THE PROBLEM: Work out how many lines of the listing hold the string "view". Answer with that number alone.

DATA PROVIDED:
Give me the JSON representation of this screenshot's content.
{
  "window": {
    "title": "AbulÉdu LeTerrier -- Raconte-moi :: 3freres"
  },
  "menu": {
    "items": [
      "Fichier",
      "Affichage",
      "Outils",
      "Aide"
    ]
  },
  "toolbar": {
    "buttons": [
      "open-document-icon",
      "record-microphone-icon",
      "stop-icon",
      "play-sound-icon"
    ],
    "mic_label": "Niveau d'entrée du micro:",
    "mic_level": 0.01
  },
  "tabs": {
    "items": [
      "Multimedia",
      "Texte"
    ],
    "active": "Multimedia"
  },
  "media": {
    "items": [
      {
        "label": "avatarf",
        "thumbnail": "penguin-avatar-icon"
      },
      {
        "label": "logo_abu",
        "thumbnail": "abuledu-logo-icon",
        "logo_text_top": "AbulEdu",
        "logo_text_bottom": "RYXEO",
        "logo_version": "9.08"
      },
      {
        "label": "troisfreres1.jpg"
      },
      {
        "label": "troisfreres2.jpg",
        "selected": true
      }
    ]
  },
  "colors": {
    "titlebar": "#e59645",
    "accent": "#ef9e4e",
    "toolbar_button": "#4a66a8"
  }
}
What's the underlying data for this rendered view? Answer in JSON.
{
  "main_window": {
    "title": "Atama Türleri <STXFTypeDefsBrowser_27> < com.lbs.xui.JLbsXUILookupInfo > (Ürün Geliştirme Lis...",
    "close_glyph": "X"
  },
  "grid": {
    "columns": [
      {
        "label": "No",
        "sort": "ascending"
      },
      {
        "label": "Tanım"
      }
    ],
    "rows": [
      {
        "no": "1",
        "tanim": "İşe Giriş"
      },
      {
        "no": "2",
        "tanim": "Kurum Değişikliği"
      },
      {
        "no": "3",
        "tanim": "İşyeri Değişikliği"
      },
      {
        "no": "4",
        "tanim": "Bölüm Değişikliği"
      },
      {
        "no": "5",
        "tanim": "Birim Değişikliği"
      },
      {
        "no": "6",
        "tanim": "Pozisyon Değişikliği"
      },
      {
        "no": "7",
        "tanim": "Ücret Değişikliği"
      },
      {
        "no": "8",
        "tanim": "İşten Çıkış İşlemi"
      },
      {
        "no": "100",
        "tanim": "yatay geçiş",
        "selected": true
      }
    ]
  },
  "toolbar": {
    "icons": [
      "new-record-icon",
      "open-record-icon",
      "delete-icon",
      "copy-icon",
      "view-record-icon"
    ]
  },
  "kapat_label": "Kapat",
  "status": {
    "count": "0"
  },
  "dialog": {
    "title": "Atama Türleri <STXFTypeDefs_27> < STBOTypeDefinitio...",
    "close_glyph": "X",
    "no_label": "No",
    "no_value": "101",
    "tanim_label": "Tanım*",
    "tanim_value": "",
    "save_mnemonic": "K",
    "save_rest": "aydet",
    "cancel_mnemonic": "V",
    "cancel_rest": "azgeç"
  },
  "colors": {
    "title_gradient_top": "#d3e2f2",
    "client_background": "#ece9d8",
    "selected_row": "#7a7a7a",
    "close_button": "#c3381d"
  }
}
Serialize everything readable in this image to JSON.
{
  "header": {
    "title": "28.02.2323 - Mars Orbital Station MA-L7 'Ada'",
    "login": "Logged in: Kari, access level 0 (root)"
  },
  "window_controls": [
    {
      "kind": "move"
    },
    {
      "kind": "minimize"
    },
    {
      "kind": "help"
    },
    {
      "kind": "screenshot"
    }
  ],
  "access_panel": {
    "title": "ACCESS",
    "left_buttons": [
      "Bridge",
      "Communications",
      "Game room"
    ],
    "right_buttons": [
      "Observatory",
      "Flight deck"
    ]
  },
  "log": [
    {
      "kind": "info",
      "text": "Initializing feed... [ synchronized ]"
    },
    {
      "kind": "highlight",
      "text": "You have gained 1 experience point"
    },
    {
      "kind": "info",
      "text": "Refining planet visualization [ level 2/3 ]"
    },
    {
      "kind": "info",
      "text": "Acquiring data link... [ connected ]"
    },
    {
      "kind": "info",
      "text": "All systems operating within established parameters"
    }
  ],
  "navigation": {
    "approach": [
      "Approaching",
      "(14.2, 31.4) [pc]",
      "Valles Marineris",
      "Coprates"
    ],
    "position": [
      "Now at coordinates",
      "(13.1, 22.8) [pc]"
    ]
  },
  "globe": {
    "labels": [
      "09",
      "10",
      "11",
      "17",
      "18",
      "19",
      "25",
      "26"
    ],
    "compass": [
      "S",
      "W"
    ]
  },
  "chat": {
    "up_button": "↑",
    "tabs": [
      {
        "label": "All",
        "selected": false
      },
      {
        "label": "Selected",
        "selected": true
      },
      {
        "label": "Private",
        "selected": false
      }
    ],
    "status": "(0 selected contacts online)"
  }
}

EXERCISE RESULT: 2